• **PROBLEM TO SOLVE**
Every record below is to be retyped exactly, with any pictures left out.

• **TASK DATA**
======

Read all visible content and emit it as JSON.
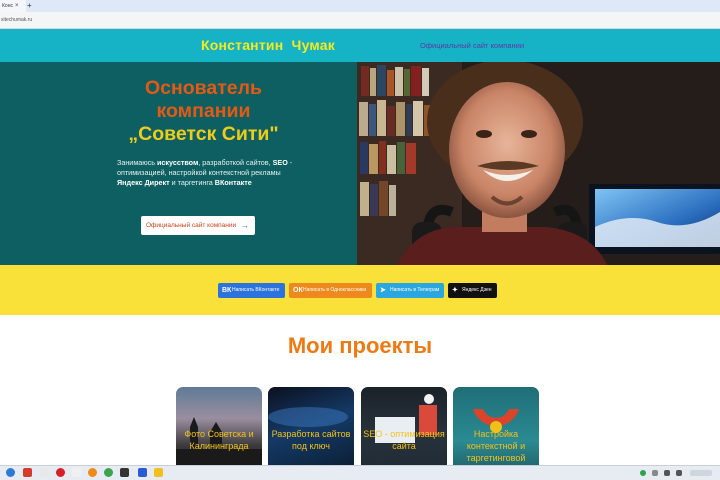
{
  "browser": {
    "tab_title": "Конс",
    "tab_close": "×",
    "new_tab": "+",
    "url": "sitechumak.ru"
  },
  "header": {
    "brand": "Константин  Чумак",
    "nav_link": "Официальный сайт компании"
  },
  "hero": {
    "title_line1": "Основатель",
    "title_line2": "компании",
    "title_line3": "„Советск Сити\"",
    "text_1": "Занимаюсь ",
    "text_bold_1": "искусством",
    "text_2": ", разработкой сайтов, ",
    "text_bold_2": "SEO",
    "text_3": " - оптимизацией, настройкой контекстной рекламы ",
    "text_bold_3": "Яндекс Директ",
    "text_4": " и таргетинга ",
    "text_bold_4": "ВКонтакте",
    "button_label": "Официальный сайт компании",
    "button_arrow": "→"
  },
  "social": {
    "buttons": [
      {
        "label": "Написать ВКонтакте",
        "icon": "vk-icon",
        "glyph": "ВК"
      },
      {
        "label": "Написать в Одноклассники",
        "icon": "ok-icon",
        "glyph": "ОК"
      },
      {
        "label": "Написать в Телеграм",
        "icon": "telegram-icon",
        "glyph": "➤"
      },
      {
        "label": "Яндекс Дзен",
        "icon": "dzen-icon",
        "glyph": "✦"
      }
    ]
  },
  "projects": {
    "title": "Мои проекты",
    "cards": [
      {
        "label": "Фото Советска и Калининграда"
      },
      {
        "label": "Разработка сайтов под ключ"
      },
      {
        "label": "SEO - оптимизация сайта"
      },
      {
        "label": "Настройка контекстной и таргетинговой рекламы"
      }
    ]
  },
  "colors": {
    "header": "#16b2c5",
    "brand": "#f4ea1c",
    "hero_bg": "#0d5f62",
    "title_orange": "#e35a14",
    "title_yellow": "#f0cc1a",
    "band": "#fae13a",
    "projects_title": "#ee7a15"
  }
}
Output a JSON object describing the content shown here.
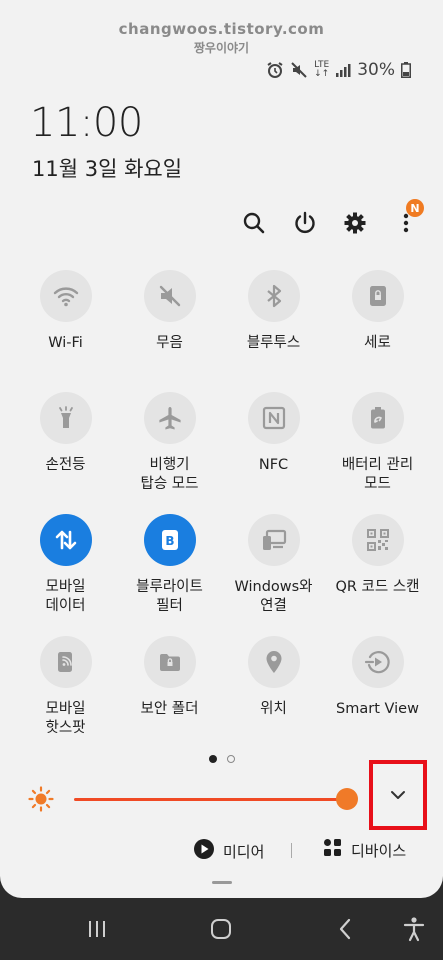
{
  "watermark": {
    "line1": "changwoos.tistory.com",
    "line2": "짱우이야기"
  },
  "status_bar": {
    "battery_text": "30%",
    "network_label": "LTE"
  },
  "clock": {
    "time": "11:00",
    "date": "11월 3일 화요일"
  },
  "top_actions": {
    "notification_badge": "N"
  },
  "tiles": {
    "wifi": "Wi-Fi",
    "mute": "무음",
    "bluetooth": "블루투스",
    "rotation": "세로",
    "flashlight": "손전등",
    "airplane_line1": "비행기",
    "airplane_line2": "탑승 모드",
    "nfc": "NFC",
    "battery_line1": "배터리 관리",
    "battery_line2": "모드",
    "mobile_data_line1": "모바일",
    "mobile_data_line2": "데이터",
    "bluelight_line1": "블루라이트",
    "bluelight_line2": "필터",
    "windows_line1": "Windows와",
    "windows_line2": "연결",
    "qr": "QR 코드 스캔",
    "hotspot_line1": "모바일",
    "hotspot_line2": "핫스팟",
    "secure_folder": "보안 폴더",
    "location": "위치",
    "smart_view": "Smart View"
  },
  "brightness": {
    "level": 0.9
  },
  "media_row": {
    "media_label": "미디어",
    "devices_label": "디바이스"
  },
  "colors": {
    "accent_blue": "#1a7ee0",
    "brightness_orange": "#f07a28",
    "highlight_red": "#e8101a"
  },
  "icons": [
    "wifi-icon",
    "mute-icon",
    "bluetooth-icon",
    "rotation-lock-icon",
    "flashlight-icon",
    "airplane-icon",
    "nfc-icon",
    "battery-saver-icon",
    "mobile-data-icon",
    "blue-light-filter-icon",
    "windows-link-icon",
    "qr-scan-icon",
    "hotspot-icon",
    "secure-folder-icon",
    "location-icon",
    "smart-view-icon",
    "search-icon",
    "power-icon",
    "gear-icon",
    "more-icon",
    "sun-icon",
    "chevron-down-icon",
    "play-icon",
    "devices-icon"
  ]
}
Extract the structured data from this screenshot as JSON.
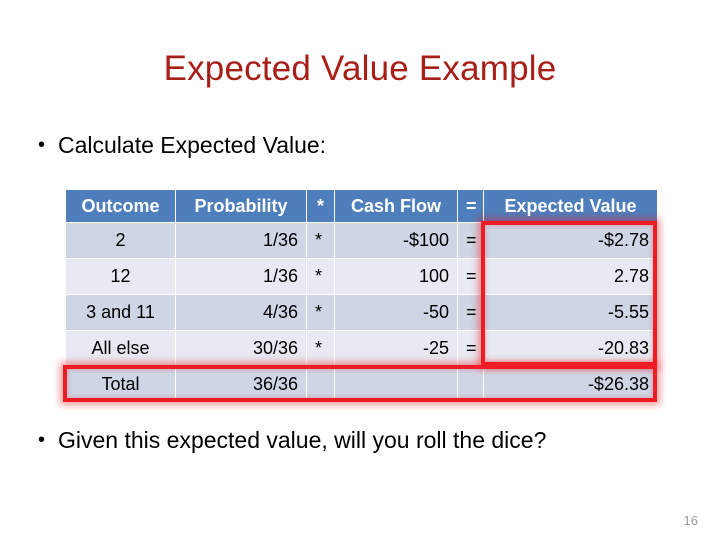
{
  "slide": {
    "title": "Expected Value Example",
    "title_color": "#a81f17",
    "slide_number": "16",
    "bullet_marker": "•",
    "bullets": [
      {
        "text": "Calculate Expected Value:"
      },
      {
        "text": "Given this expected value, will you roll the dice?"
      }
    ]
  },
  "table": {
    "header_bg": "#4e7ebc",
    "header_text_color": "#ffffff",
    "row_dark_bg": "#ced5e4",
    "row_light_bg": "#e7eaf3",
    "columns": [
      "Outcome",
      "Probability",
      "*",
      "Cash Flow",
      "=",
      "Expected Value"
    ],
    "rows": [
      {
        "outcome": "2",
        "probability": "1/36",
        "star": "*",
        "cash_flow": "-$100",
        "equals": "=",
        "expected_value": "-$2.78"
      },
      {
        "outcome": "12",
        "probability": "1/36",
        "star": "*",
        "cash_flow": "100",
        "equals": "=",
        "expected_value": "2.78"
      },
      {
        "outcome": "3 and 11",
        "probability": "4/36",
        "star": "*",
        "cash_flow": "-50",
        "equals": "=",
        "expected_value": "-5.55"
      },
      {
        "outcome": "All else",
        "probability": "30/36",
        "star": "*",
        "cash_flow": "-25",
        "equals": "=",
        "expected_value": "-20.83"
      },
      {
        "outcome": "Total",
        "probability": "36/36",
        "star": "",
        "cash_flow": "",
        "equals": "",
        "expected_value": "-$26.38"
      }
    ]
  },
  "highlights": {
    "color": "#ee1c24",
    "expected_value_column_label": "expected-value-column-highlight",
    "total_row_label": "total-row-highlight"
  }
}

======

• **ANSWER TO THE EXERCISE**
Read all visible content and emit it as JSON.
{
  "browser": {
    "tab_title": "Конс",
    "tab_close": "×",
    "new_tab": "+",
    "url": "sitechumak.ru"
  },
  "header": {
    "brand": "Константин  Чумак",
    "nav_link": "Официальный сайт компании"
  },
  "hero": {
    "title_line1": "Основатель",
    "title_line2": "компании",
    "title_line3": "„Советск Сити\"",
    "text_1": "Занимаюсь ",
    "text_bold_1": "искусством",
    "text_2": ", разработкой сайтов, ",
    "text_bold_2": "SEO",
    "text_3": " - оптимизацией, настройкой контекстной рекламы ",
    "text_bold_3": "Яндекс Директ",
    "text_4": " и таргетинга ",
    "text_bold_4": "ВКонтакте",
    "button_label": "Официальный сайт компании",
    "button_arrow": "→"
  },
  "social": {
    "buttons": [
      {
        "label": "Написать ВКонтакте",
        "icon": "vk-icon",
        "glyph": "ВК"
      },
      {
        "label": "Написать в Одноклассники",
        "icon": "ok-icon",
        "glyph": "ОК"
      },
      {
        "label": "Написать в Телеграм",
        "icon": "telegram-icon",
        "glyph": "➤"
      },
      {
        "label": "Яндекс Дзен",
        "icon": "dzen-icon",
        "glyph": "✦"
      }
    ]
  },
  "projects": {
    "title": "Мои проекты",
    "cards": [
      {
        "label": "Фото Советска и Калининграда"
      },
      {
        "label": "Разработка сайтов под ключ"
      },
      {
        "label": "SEO - оптимизация сайта"
      },
      {
        "label": "Настройка контекстной и таргетинговой рекламы"
      }
    ]
  },
  "colors": {
    "header": "#16b2c5",
    "brand": "#f4ea1c",
    "hero_bg": "#0d5f62",
    "title_orange": "#e35a14",
    "title_yellow": "#f0cc1a",
    "band": "#fae13a",
    "projects_title": "#ee7a15"
  }
}
Output a JSON object describing the content shown here.
{
  "watermark": {
    "line1": "changwoos.tistory.com",
    "line2": "짱우이야기"
  },
  "status_bar": {
    "battery_text": "30%",
    "network_label": "LTE"
  },
  "clock": {
    "time": "11:00",
    "date": "11월 3일 화요일"
  },
  "top_actions": {
    "notification_badge": "N"
  },
  "tiles": {
    "wifi": "Wi-Fi",
    "mute": "무음",
    "bluetooth": "블루투스",
    "rotation": "세로",
    "flashlight": "손전등",
    "airplane_line1": "비행기",
    "airplane_line2": "탑승 모드",
    "nfc": "NFC",
    "battery_line1": "배터리 관리",
    "battery_line2": "모드",
    "mobile_data_line1": "모바일",
    "mobile_data_line2": "데이터",
    "bluelight_line1": "블루라이트",
    "bluelight_line2": "필터",
    "windows_line1": "Windows와",
    "windows_line2": "연결",
    "qr": "QR 코드 스캔",
    "hotspot_line1": "모바일",
    "hotspot_line2": "핫스팟",
    "secure_folder": "보안 폴더",
    "location": "위치",
    "smart_view": "Smart View"
  },
  "brightness": {
    "level": 0.9
  },
  "media_row": {
    "media_label": "미디어",
    "devices_label": "디바이스"
  },
  "colors": {
    "accent_blue": "#1a7ee0",
    "brightness_orange": "#f07a28",
    "highlight_red": "#e8101a"
  },
  "icons": [
    "wifi-icon",
    "mute-icon",
    "bluetooth-icon",
    "rotation-lock-icon",
    "flashlight-icon",
    "airplane-icon",
    "nfc-icon",
    "battery-saver-icon",
    "mobile-data-icon",
    "blue-light-filter-icon",
    "windows-link-icon",
    "qr-scan-icon",
    "hotspot-icon",
    "secure-folder-icon",
    "location-icon",
    "smart-view-icon",
    "search-icon",
    "power-icon",
    "gear-icon",
    "more-icon",
    "sun-icon",
    "chevron-down-icon",
    "play-icon",
    "devices-icon"
  ]
}
Extract the structured data from this screenshot as JSON.
{
  "slide": {
    "title": "Expected Value Example",
    "title_color": "#a81f17",
    "slide_number": "16",
    "bullet_marker": "•",
    "bullets": [
      {
        "text": "Calculate Expected Value:"
      },
      {
        "text": "Given this expected value, will you roll the dice?"
      }
    ]
  },
  "table": {
    "header_bg": "#4e7ebc",
    "header_text_color": "#ffffff",
    "row_dark_bg": "#ced5e4",
    "row_light_bg": "#e7eaf3",
    "columns": [
      "Outcome",
      "Probability",
      "*",
      "Cash Flow",
      "=",
      "Expected Value"
    ],
    "rows": [
      {
        "outcome": "2",
        "probability": "1/36",
        "star": "*",
        "cash_flow": "-$100",
        "equals": "=",
        "expected_value": "-$2.78"
      },
      {
        "outcome": "12",
        "probability": "1/36",
        "star": "*",
        "cash_flow": "100",
        "equals": "=",
        "expected_value": "2.78"
      },
      {
        "outcome": "3 and 11",
        "probability": "4/36",
        "star": "*",
        "cash_flow": "-50",
        "equals": "=",
        "expected_value": "-5.55"
      },
      {
        "outcome": "All else",
        "probability": "30/36",
        "star": "*",
        "cash_flow": "-25",
        "equals": "=",
        "expected_value": "-20.83"
      },
      {
        "outcome": "Total",
        "probability": "36/36",
        "star": "",
        "cash_flow": "",
        "equals": "",
        "expected_value": "-$26.38"
      }
    ]
  },
  "highlights": {
    "color": "#ee1c24",
    "expected_value_column_label": "expected-value-column-highlight",
    "total_row_label": "total-row-highlight"
  }
}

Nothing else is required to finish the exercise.